Problem statement:
Keep the text of the data exactly as it is and omit each picture from the copy.

Task inputs:

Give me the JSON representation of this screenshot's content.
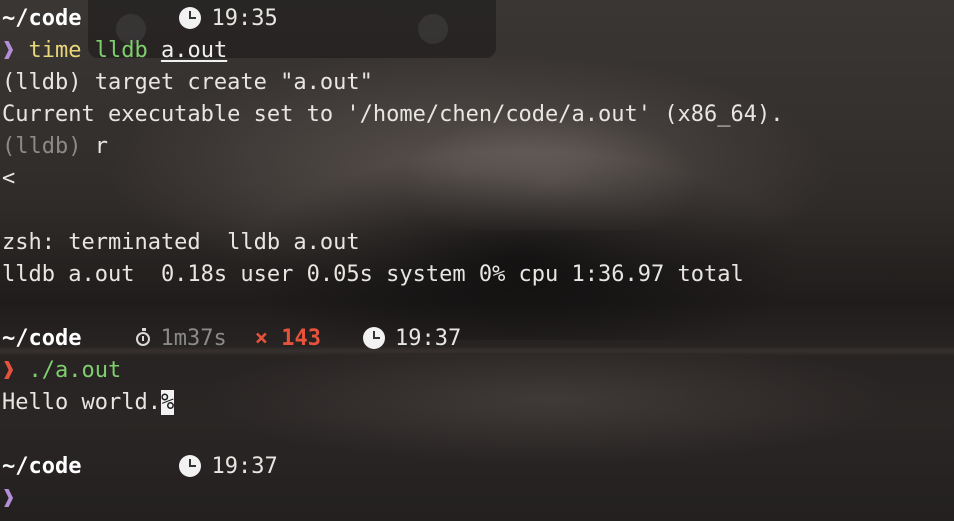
{
  "prompt1": {
    "cwd": "~/code",
    "time": "19:35",
    "symbol": "❱",
    "cmd_keyword": "time",
    "cmd_program": "lldb",
    "cmd_argument": "a.out"
  },
  "output1": {
    "target_create": "(lldb) target create \"a.out\"",
    "exec_set": "Current executable set to '/home/chen/code/a.out' (x86_64).",
    "lldb_prompt": "(lldb)",
    "lldb_cmd": " r",
    "program_out": "<",
    "blank": "",
    "terminated": "zsh: terminated  lldb a.out",
    "timing": "lldb a.out  0.18s user 0.05s system 0% cpu 1:36.97 total"
  },
  "prompt2": {
    "cwd": "~/code",
    "duration": "1m37s",
    "exit_x": "×",
    "exit_code": "143",
    "time": "19:37",
    "symbol": "❱",
    "cmd": "./a.out"
  },
  "output2": {
    "text": "Hello world.",
    "eol_marker": "%"
  },
  "prompt3": {
    "cwd": "~/code",
    "time": "19:37",
    "symbol": "❱"
  },
  "icons": {
    "clock": "clock-icon",
    "stopwatch": "stopwatch-icon"
  },
  "colors": {
    "prompt_ok": "#b48ed6",
    "prompt_err": "#e5533c",
    "keyword": "#e8d67a",
    "program": "#7fcf6e",
    "dim": "#8c8a88"
  }
}
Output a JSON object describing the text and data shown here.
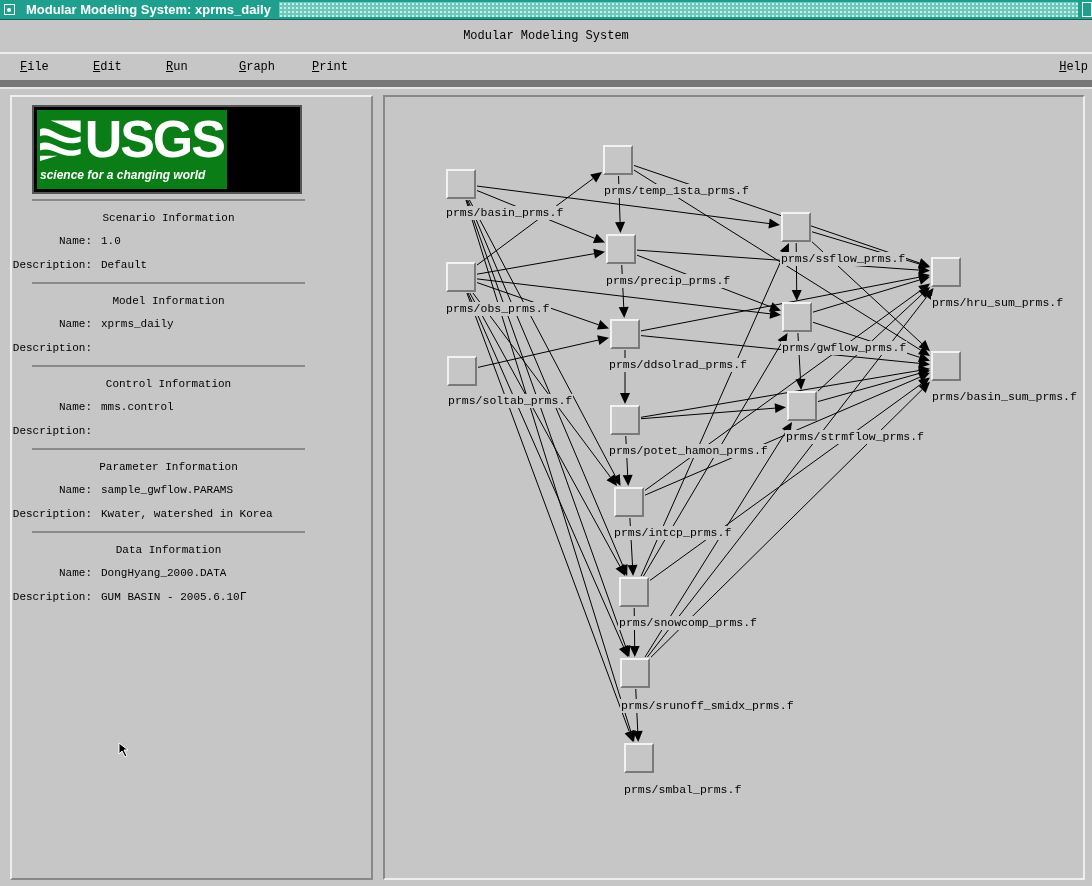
{
  "window": {
    "title": "Modular Modeling System: xprms_daily"
  },
  "app_header": "Modular Modeling System",
  "menu": [
    {
      "label": "File"
    },
    {
      "label": "Edit"
    },
    {
      "label": "Run"
    },
    {
      "label": "Graph"
    },
    {
      "label": "Print"
    },
    {
      "label": "Help"
    }
  ],
  "logo": {
    "wordmark": "USGS",
    "tagline": "science for a changing world"
  },
  "info_sections": [
    {
      "heading": "Scenario Information",
      "fields": [
        {
          "label": "Name:",
          "value": "1.0"
        },
        {
          "label": "Description:",
          "value": "Default"
        }
      ]
    },
    {
      "heading": "Model Information",
      "fields": [
        {
          "label": "Name:",
          "value": "xprms_daily"
        },
        {
          "label": "Description:"
        }
      ]
    },
    {
      "heading": "Control Information",
      "fields": [
        {
          "label": "Name:",
          "value": "mms.control"
        },
        {
          "label": "Description:"
        }
      ]
    },
    {
      "heading": "Parameter Information",
      "fields": [
        {
          "label": "Name:",
          "value": "sample_gwflow.PARAMS"
        },
        {
          "label": "Description:",
          "value": "Kwater, watershed in Korea"
        }
      ]
    },
    {
      "heading": "Data Information",
      "fields": [
        {
          "label": "Name:",
          "value": "DongHyang_2000.DATA"
        },
        {
          "label": "Description:",
          "value": "GUM BASIN - 2005.6.10ᒥ"
        }
      ]
    }
  ],
  "graph": {
    "nodes": [
      {
        "label": "prms/basin_prms.f"
      },
      {
        "label": "prms/obs_prms.f"
      },
      {
        "label": "prms/soltab_prms.f"
      },
      {
        "label": "prms/temp_1sta_prms.f"
      },
      {
        "label": "prms/precip_prms.f"
      },
      {
        "label": "prms/ddsolrad_prms.f"
      },
      {
        "label": "prms/potet_hamon_prms.f"
      },
      {
        "label": "prms/intcp_prms.f"
      },
      {
        "label": "prms/snowcomp_prms.f"
      },
      {
        "label": "prms/srunoff_smidx_prms.f"
      },
      {
        "label": "prms/smbal_prms.f"
      },
      {
        "label": "prms/ssflow_prms.f"
      },
      {
        "label": "prms/gwflow_prms.f"
      },
      {
        "label": "prms/strmflow_prms.f"
      },
      {
        "label": "prms/hru_sum_prms.f"
      },
      {
        "label": "prms/basin_sum_prms.f"
      }
    ]
  }
}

Answer area:
Give me the JSON representation of this screenshot's content.
{
  "prompt1": {
    "cwd": "~/code",
    "time": "19:35",
    "symbol": "❱",
    "cmd_keyword": "time",
    "cmd_program": "lldb",
    "cmd_argument": "a.out"
  },
  "output1": {
    "target_create": "(lldb) target create \"a.out\"",
    "exec_set": "Current executable set to '/home/chen/code/a.out' (x86_64).",
    "lldb_prompt": "(lldb)",
    "lldb_cmd": " r",
    "program_out": "<",
    "blank": "",
    "terminated": "zsh: terminated  lldb a.out",
    "timing": "lldb a.out  0.18s user 0.05s system 0% cpu 1:36.97 total"
  },
  "prompt2": {
    "cwd": "~/code",
    "duration": "1m37s",
    "exit_x": "×",
    "exit_code": "143",
    "time": "19:37",
    "symbol": "❱",
    "cmd": "./a.out"
  },
  "output2": {
    "text": "Hello world.",
    "eol_marker": "%"
  },
  "prompt3": {
    "cwd": "~/code",
    "time": "19:37",
    "symbol": "❱"
  },
  "icons": {
    "clock": "clock-icon",
    "stopwatch": "stopwatch-icon"
  },
  "colors": {
    "prompt_ok": "#b48ed6",
    "prompt_err": "#e5533c",
    "keyword": "#e8d67a",
    "program": "#7fcf6e",
    "dim": "#8c8a88"
  }
}
Output a JSON object describing the text and data shown here.
{
  "window": {
    "title": "Modular Modeling System: xprms_daily"
  },
  "app_header": "Modular Modeling System",
  "menu": [
    {
      "label": "File"
    },
    {
      "label": "Edit"
    },
    {
      "label": "Run"
    },
    {
      "label": "Graph"
    },
    {
      "label": "Print"
    },
    {
      "label": "Help"
    }
  ],
  "logo": {
    "wordmark": "USGS",
    "tagline": "science for a changing world"
  },
  "info_sections": [
    {
      "heading": "Scenario Information",
      "fields": [
        {
          "label": "Name:",
          "value": "1.0"
        },
        {
          "label": "Description:",
          "value": "Default"
        }
      ]
    },
    {
      "heading": "Model Information",
      "fields": [
        {
          "label": "Name:",
          "value": "xprms_daily"
        },
        {
          "label": "Description:"
        }
      ]
    },
    {
      "heading": "Control Information",
      "fields": [
        {
          "label": "Name:",
          "value": "mms.control"
        },
        {
          "label": "Description:"
        }
      ]
    },
    {
      "heading": "Parameter Information",
      "fields": [
        {
          "label": "Name:",
          "value": "sample_gwflow.PARAMS"
        },
        {
          "label": "Description:",
          "value": "Kwater, watershed in Korea"
        }
      ]
    },
    {
      "heading": "Data Information",
      "fields": [
        {
          "label": "Name:",
          "value": "DongHyang_2000.DATA"
        },
        {
          "label": "Description:",
          "value": "GUM BASIN - 2005.6.10ᒥ"
        }
      ]
    }
  ],
  "graph": {
    "nodes": [
      {
        "label": "prms/basin_prms.f"
      },
      {
        "label": "prms/obs_prms.f"
      },
      {
        "label": "prms/soltab_prms.f"
      },
      {
        "label": "prms/temp_1sta_prms.f"
      },
      {
        "label": "prms/precip_prms.f"
      },
      {
        "label": "prms/ddsolrad_prms.f"
      },
      {
        "label": "prms/potet_hamon_prms.f"
      },
      {
        "label": "prms/intcp_prms.f"
      },
      {
        "label": "prms/snowcomp_prms.f"
      },
      {
        "label": "prms/srunoff_smidx_prms.f"
      },
      {
        "label": "prms/smbal_prms.f"
      },
      {
        "label": "prms/ssflow_prms.f"
      },
      {
        "label": "prms/gwflow_prms.f"
      },
      {
        "label": "prms/strmflow_prms.f"
      },
      {
        "label": "prms/hru_sum_prms.f"
      },
      {
        "label": "prms/basin_sum_prms.f"
      }
    ]
  }
}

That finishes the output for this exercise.